If you don't have much to say, don't force it. And if you approach your job to entertain yourself, you won't be employed for very long.
After our conversation, Schneides felt kind of bad. He had been brutally honest with me. He felt I had talent and intelligence, but told me I had to get serious and up my game.
As I was leaving his office, he called me back and said something that I will never forget.
"Art, you arrive everyday in this business," he said. "Because there are so many people trying to take what you have and they'll do anything to get it.
"Be aware of your surroundings and pick your friends wisely."
It was the best single piece of advice I have ever been given about the media business.
Once I started working in Detroit, I saw less and less of Schneides. Whenever I would see him, we would talk about everything under the sun, with an emphasis on Michigan athletics.
Over the last several years, he couldn't work any longer, and I would often see this frail man sitting by himself in the Michigan press box and think, "Geez, that guy looks familiar."
Finally, it dawned on me. It was Jim. I'd go over and we'd relive the old days. His voice was weak, but his spirit was strong and sense of humor was still wicked.
The last time I saw him, he told me how happy he was for me. He recalled our little "talk" decades ago, smiled and said, "You haven't changed much. You're still pretty high strung."

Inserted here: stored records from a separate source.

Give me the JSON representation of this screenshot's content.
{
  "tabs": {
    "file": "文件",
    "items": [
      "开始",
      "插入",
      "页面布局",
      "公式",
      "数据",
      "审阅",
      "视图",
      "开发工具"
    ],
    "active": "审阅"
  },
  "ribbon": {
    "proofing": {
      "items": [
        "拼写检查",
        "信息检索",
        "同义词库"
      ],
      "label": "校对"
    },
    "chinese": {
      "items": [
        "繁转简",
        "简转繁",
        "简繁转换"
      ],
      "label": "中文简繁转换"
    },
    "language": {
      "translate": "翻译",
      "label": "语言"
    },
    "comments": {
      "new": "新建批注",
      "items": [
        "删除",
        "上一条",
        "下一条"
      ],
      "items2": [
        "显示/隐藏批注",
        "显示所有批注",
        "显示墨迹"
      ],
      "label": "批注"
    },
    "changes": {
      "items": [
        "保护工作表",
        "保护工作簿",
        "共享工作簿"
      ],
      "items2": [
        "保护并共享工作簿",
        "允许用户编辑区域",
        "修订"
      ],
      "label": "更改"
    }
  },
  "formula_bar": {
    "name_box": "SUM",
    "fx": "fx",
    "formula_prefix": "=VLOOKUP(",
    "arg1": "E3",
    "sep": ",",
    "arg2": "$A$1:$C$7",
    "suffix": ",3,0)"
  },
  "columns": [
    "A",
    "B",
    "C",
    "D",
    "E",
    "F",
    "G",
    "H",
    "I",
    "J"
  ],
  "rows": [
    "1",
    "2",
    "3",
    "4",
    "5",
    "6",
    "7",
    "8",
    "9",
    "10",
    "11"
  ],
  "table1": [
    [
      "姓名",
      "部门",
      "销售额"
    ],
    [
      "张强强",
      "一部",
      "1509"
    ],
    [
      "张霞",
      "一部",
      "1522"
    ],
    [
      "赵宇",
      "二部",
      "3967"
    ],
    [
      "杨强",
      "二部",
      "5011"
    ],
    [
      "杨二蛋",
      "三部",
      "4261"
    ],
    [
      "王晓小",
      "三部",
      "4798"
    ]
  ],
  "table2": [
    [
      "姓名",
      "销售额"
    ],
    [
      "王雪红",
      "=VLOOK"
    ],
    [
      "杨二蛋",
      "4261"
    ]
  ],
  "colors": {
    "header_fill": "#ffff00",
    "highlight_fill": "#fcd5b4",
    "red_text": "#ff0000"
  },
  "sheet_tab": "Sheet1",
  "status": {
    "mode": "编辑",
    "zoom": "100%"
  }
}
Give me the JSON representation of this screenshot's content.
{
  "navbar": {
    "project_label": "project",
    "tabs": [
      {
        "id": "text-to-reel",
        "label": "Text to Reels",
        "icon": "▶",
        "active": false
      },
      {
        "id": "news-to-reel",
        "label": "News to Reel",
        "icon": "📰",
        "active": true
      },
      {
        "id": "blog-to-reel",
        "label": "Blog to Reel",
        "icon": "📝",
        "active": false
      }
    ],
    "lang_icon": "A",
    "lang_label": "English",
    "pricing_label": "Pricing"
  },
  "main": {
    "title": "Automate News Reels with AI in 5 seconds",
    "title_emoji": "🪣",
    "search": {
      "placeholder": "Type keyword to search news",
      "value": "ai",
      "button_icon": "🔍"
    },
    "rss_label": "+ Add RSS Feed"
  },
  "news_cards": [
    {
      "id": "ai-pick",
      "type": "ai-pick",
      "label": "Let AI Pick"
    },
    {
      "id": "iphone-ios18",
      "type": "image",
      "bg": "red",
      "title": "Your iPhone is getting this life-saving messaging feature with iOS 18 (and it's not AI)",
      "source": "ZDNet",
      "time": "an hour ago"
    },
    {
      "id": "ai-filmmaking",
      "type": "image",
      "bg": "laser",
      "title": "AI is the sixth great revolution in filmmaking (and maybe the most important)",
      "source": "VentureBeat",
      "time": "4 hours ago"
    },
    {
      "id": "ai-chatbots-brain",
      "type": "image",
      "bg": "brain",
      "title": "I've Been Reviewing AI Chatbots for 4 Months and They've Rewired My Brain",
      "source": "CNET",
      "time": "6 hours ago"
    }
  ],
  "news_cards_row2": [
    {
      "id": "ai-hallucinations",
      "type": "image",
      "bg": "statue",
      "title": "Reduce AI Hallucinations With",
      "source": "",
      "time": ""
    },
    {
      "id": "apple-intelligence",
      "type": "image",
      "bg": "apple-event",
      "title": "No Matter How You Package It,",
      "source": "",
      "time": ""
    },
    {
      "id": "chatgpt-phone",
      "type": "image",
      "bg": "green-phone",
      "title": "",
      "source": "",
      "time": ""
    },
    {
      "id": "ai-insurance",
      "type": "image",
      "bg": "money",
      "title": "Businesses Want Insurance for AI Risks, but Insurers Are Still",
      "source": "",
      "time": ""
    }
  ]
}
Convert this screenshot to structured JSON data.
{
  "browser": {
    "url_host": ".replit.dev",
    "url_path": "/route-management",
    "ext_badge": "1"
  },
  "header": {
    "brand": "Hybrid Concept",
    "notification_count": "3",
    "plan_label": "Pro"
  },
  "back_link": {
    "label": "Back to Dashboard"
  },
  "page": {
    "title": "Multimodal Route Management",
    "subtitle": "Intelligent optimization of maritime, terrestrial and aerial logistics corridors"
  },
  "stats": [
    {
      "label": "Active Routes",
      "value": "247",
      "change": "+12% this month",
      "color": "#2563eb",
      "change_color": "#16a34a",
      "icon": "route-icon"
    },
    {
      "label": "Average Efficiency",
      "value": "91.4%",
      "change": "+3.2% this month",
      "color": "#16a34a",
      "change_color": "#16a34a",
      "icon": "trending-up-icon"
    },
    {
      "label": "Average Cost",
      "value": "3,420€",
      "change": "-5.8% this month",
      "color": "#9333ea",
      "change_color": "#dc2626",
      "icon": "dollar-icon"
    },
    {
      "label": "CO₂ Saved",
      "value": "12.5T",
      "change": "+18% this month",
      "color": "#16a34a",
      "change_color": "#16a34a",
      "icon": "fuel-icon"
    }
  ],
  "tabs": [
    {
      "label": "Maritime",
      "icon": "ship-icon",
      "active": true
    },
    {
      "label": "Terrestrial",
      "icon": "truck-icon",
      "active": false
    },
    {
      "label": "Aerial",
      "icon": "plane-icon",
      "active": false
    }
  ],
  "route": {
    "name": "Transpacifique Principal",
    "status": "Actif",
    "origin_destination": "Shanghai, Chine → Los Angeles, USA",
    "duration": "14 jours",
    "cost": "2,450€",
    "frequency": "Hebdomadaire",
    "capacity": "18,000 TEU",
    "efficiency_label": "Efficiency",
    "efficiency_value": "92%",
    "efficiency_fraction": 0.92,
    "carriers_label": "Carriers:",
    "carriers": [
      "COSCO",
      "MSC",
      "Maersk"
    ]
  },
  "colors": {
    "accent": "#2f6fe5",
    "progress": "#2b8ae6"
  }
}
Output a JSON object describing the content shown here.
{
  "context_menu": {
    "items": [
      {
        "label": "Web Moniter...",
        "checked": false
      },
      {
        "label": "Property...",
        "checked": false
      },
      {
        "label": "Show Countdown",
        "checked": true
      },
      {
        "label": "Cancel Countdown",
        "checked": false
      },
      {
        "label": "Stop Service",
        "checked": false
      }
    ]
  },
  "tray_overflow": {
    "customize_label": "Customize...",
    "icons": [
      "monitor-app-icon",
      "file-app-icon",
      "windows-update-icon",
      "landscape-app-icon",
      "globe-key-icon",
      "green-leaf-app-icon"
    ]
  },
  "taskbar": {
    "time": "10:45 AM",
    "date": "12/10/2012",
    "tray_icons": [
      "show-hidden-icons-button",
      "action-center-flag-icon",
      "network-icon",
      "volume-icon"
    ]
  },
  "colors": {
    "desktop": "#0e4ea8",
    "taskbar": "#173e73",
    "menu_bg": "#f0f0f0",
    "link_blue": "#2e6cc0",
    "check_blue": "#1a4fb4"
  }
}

We both laughed and then I walked away.
Looking back at it, I should have thanked him for everything he did for me, and am hoping that somehow he knew that what I have today is because he took a chance on helping a longed-hair nobody break into this business.
Jim Schneider was always there for me. He was always there for everybody.
Now he's gone.
My life is better because of him. We should all be so fortunate to have a Jim Schneider in our lives.